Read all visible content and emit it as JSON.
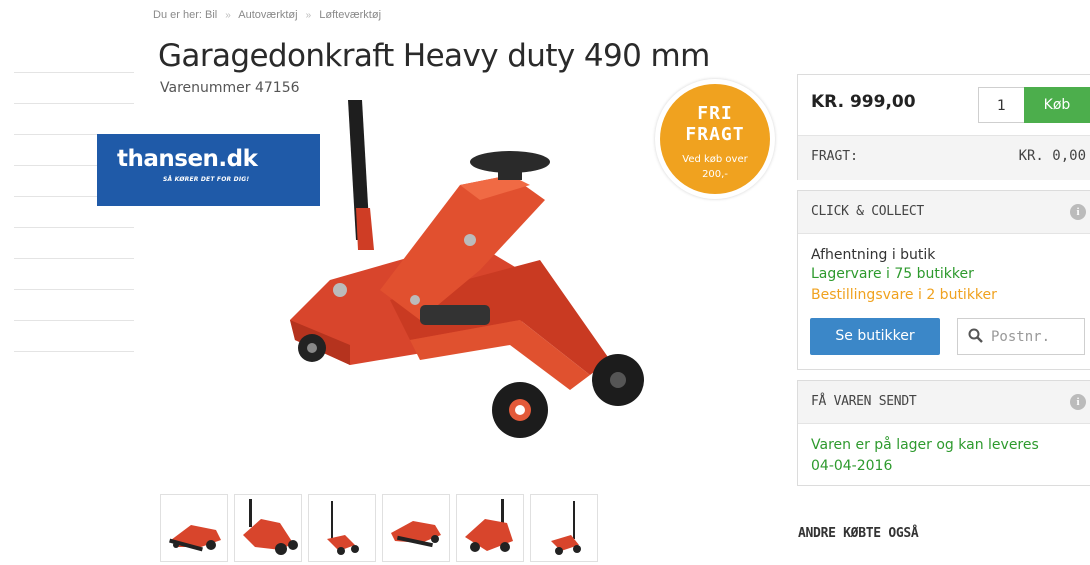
{
  "breadcrumb": {
    "prefix": "Du er her:",
    "items": [
      "Bil",
      "Autoværktøj",
      "Løfteværktøj"
    ]
  },
  "product": {
    "title": "Garagedonkraft Heavy duty 490 mm",
    "sku": "Varenummer 47156",
    "image_icon": "car-jack-image"
  },
  "logo": {
    "text": "thansen.dk",
    "tagline": "SÅ KØRER DET FOR DIG!"
  },
  "badge": {
    "line1": "FRI",
    "line2": "FRAGT",
    "line3": "Ved køb over",
    "line4": "200,-"
  },
  "purchase": {
    "price": "KR. 999,00",
    "quantity": "1",
    "buy_label": "Køb",
    "freight_label": "FRAGT:",
    "freight_value": "KR. 0,00"
  },
  "click_collect": {
    "title": "CLICK & COLLECT",
    "line1": "Afhentning i butik",
    "line2": "Lagervare i 75 butikker",
    "line3": "Bestillingsvare i 2 butikker",
    "button": "Se butikker",
    "postnr_placeholder": "Postnr."
  },
  "shipping": {
    "title": "FÅ VAREN SENDT",
    "line1": "Varen er på lager og kan leveres",
    "line2": "04-04-2016"
  },
  "also_bought": "ANDRE KØBTE OGSÅ",
  "colors": {
    "brand_blue": "#1f5aa8",
    "buy_green": "#4cae4c",
    "stock_green": "#2e9a2e",
    "order_orange": "#f0a21f",
    "button_blue": "#3b87c8",
    "jack_red": "#d8452c"
  }
}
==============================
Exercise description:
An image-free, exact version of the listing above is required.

Task result:
Read all visible content and emit it as JSON.
{
  "breadcrumb": {
    "prefix": "Du er her:",
    "items": [
      "Bil",
      "Autoværktøj",
      "Løfteværktøj"
    ]
  },
  "product": {
    "title": "Garagedonkraft Heavy duty 490 mm",
    "sku": "Varenummer 47156",
    "image_icon": "car-jack-image"
  },
  "logo": {
    "text": "thansen.dk",
    "tagline": "SÅ KØRER DET FOR DIG!"
  },
  "badge": {
    "line1": "FRI",
    "line2": "FRAGT",
    "line3": "Ved køb over",
    "line4": "200,-"
  },
  "purchase": {
    "price": "KR. 999,00",
    "quantity": "1",
    "buy_label": "Køb",
    "freight_label": "FRAGT:",
    "freight_value": "KR. 0,00"
  },
  "click_collect": {
    "title": "CLICK & COLLECT",
    "line1": "Afhentning i butik",
    "line2": "Lagervare i 75 butikker",
    "line3": "Bestillingsvare i 2 butikker",
    "button": "Se butikker",
    "postnr_placeholder": "Postnr."
  },
  "shipping": {
    "title": "FÅ VAREN SENDT",
    "line1": "Varen er på lager og kan leveres",
    "line2": "04-04-2016"
  },
  "also_bought": "ANDRE KØBTE OGSÅ",
  "colors": {
    "brand_blue": "#1f5aa8",
    "buy_green": "#4cae4c",
    "stock_green": "#2e9a2e",
    "order_orange": "#f0a21f",
    "button_blue": "#3b87c8",
    "jack_red": "#d8452c"
  }
}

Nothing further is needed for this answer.